Although Miss Schintz spent only a very short time living at Ottershaw she obviously grew to love the place as it is said that the terms of sale of the Estate allowed her to return annually to sit on the terrace and look at the view over the lakes which she loved so much. Whether she ever did return is not known. Whilst at Ottershaw she continued to drive hackneys which were probably stabled at Home Farm. It is reported that sixteen animals were destroyed when she left Ottershaw as she was concerned that another owner might mistreat them. She was very kind to her servants and at Christmas took the children from the estate in her Rolls-Royce to the pantomime and treated them with sweets and chocolate.
In 1933 Rapson died and his son Freddie took on the role of chauffeur and secretary. Miss Schintz recovered from her depression and, determined to clear her name and that of Frederick Rapson, spent several months with Freddie's assistance preparing a 50 page dossier in support of her case. She applied for a hearing in 1936 and in January In 1937 she appeared finally in Kingston Bankrupcy Court with Freddie in support where she again alledged she had been swindled by her advisors and that Rapson was innocent of any malpractice. Her case was again front page news and most daily newspapers carried the story. She returned to Switzerland immediately after the court proceedings too ill to await the result which was announced later that year. She was eventually cleared of bankruptcy in 1938. She appears to have stayed in Switzerland until after WWII. In 1946 after a brief visit to England she returned there once again this time to a rented villa at Hertenstein on the shores of Lake Lucerne. Miss Schintz ended her days back in England first at the Piccadilly Hotel in London but by 1952 she had moved to Broome Park, a residential country hotel between Maidstone and Dover and died in the Kent and Canterbury Hospital on 12th June 1954. Her final place of rest is unknowm. In her will she left what little there was of her fortune to a number of former employees including several from Ottershaw Park.
E Foot CBE [Headmaster
1948 - 1964]
Arthur Foot was the first headmaster of Ottershaw School. He had previously taught at Doon School in India where he had made an outstanding contribution for which he had been awarded the CBE. Quoting from Goldsmith's (1973) account "The Headmaster not only exercised a powerful influence in shaping the character of the school but his capacity for work enabled him to add 20 teaching periods to his other duties, thus strengthening the Science and Mathematics side. His Maths examples usually showed an Indian influence; boys would be asked the calculate the speed of a fully-loaded elephant travelling from Calcutta to Bombay.

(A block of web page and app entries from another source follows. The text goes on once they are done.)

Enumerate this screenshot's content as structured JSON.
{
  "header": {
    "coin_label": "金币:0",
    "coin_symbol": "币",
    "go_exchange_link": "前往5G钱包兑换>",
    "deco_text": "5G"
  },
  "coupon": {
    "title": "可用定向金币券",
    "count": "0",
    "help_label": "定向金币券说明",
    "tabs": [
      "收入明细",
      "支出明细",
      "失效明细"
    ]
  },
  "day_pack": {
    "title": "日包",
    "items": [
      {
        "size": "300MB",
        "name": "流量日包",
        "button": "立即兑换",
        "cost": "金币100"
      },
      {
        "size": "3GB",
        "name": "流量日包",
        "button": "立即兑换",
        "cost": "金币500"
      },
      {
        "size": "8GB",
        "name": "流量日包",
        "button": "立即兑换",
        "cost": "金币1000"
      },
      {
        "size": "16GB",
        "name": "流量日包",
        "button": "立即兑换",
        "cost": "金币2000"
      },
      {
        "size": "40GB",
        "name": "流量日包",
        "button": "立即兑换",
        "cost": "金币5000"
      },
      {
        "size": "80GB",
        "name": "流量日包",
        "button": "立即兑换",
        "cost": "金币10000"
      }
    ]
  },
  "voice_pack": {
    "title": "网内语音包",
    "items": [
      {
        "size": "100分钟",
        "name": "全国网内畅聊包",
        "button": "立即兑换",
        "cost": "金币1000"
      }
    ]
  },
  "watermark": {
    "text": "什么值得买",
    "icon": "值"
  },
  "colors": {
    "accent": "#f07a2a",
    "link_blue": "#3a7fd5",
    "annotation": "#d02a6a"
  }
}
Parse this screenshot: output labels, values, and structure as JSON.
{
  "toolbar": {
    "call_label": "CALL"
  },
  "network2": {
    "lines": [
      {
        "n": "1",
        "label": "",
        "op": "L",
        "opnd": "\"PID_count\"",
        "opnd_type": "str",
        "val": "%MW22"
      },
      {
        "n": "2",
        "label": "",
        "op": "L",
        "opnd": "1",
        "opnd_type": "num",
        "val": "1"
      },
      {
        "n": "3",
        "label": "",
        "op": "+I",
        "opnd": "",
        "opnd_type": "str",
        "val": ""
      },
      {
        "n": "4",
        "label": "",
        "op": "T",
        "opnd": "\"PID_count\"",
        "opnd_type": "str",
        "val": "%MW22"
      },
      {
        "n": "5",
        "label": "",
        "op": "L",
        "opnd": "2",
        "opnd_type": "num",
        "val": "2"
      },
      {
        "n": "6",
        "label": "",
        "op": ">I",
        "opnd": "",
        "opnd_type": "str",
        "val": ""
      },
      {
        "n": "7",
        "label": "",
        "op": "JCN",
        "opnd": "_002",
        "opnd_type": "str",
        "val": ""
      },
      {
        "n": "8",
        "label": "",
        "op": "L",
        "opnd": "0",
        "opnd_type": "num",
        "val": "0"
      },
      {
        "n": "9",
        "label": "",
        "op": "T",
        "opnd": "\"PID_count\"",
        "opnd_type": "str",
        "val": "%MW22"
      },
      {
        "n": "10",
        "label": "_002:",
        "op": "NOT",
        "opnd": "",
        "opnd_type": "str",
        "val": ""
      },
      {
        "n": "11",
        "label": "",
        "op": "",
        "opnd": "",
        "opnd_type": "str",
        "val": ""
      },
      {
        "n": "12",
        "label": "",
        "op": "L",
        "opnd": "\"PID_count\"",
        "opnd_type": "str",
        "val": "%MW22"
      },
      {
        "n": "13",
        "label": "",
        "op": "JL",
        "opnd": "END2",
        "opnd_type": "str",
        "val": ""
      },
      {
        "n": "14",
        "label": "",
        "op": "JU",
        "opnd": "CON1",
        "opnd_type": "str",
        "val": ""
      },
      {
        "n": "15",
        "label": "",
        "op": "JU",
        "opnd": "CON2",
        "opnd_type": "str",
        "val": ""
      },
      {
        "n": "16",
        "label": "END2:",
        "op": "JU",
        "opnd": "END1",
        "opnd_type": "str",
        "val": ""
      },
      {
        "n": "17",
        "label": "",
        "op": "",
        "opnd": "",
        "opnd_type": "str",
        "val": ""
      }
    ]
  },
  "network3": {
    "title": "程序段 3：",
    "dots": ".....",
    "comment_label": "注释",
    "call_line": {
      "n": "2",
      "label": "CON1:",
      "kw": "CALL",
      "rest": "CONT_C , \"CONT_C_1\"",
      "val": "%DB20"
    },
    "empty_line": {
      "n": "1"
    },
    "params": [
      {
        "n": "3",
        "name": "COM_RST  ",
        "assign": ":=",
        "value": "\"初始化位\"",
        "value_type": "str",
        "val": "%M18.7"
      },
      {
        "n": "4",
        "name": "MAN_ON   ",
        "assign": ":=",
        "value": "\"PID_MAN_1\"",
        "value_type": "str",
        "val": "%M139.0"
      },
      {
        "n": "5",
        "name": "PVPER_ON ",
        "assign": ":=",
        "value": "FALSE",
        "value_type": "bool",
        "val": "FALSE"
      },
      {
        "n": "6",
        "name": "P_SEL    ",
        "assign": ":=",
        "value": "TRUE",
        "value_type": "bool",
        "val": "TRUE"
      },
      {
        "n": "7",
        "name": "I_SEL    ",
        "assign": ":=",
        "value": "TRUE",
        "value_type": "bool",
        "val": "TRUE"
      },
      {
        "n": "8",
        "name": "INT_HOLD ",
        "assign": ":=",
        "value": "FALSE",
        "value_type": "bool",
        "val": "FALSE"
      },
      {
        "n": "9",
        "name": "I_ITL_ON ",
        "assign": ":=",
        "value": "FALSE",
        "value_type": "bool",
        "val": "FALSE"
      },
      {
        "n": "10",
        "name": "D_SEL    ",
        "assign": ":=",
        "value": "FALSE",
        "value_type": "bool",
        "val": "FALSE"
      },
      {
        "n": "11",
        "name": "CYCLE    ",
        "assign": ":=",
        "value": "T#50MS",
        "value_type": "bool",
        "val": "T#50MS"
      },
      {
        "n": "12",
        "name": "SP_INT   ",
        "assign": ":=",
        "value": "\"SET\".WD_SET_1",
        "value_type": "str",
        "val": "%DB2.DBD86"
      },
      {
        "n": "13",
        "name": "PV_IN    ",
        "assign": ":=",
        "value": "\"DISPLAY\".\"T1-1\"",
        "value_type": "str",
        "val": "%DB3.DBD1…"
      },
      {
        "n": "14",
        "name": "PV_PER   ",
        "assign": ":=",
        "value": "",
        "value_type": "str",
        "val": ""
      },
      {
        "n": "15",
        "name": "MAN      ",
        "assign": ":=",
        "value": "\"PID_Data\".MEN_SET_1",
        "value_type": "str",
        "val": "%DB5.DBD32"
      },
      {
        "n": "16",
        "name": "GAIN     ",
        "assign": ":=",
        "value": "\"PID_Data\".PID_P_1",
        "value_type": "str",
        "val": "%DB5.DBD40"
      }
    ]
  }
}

Allan Dodds [Headmaster
1964 - 1982]
Allan Dodds was appointed as Headmaster in 1964 from a very large number of candidates. Mr Dodds was a Cambridge graduate and had previously taught at St Peter's Scool in York. He was founder of the Boarding Scools Association and was appoined as a JP. He was also elected to the Headmasters' conference, the only Headmaster of a local authority boarding school to be a member. Mr Dodds successfully saw the school through a rapidly changing educational climate until its closure in 1981.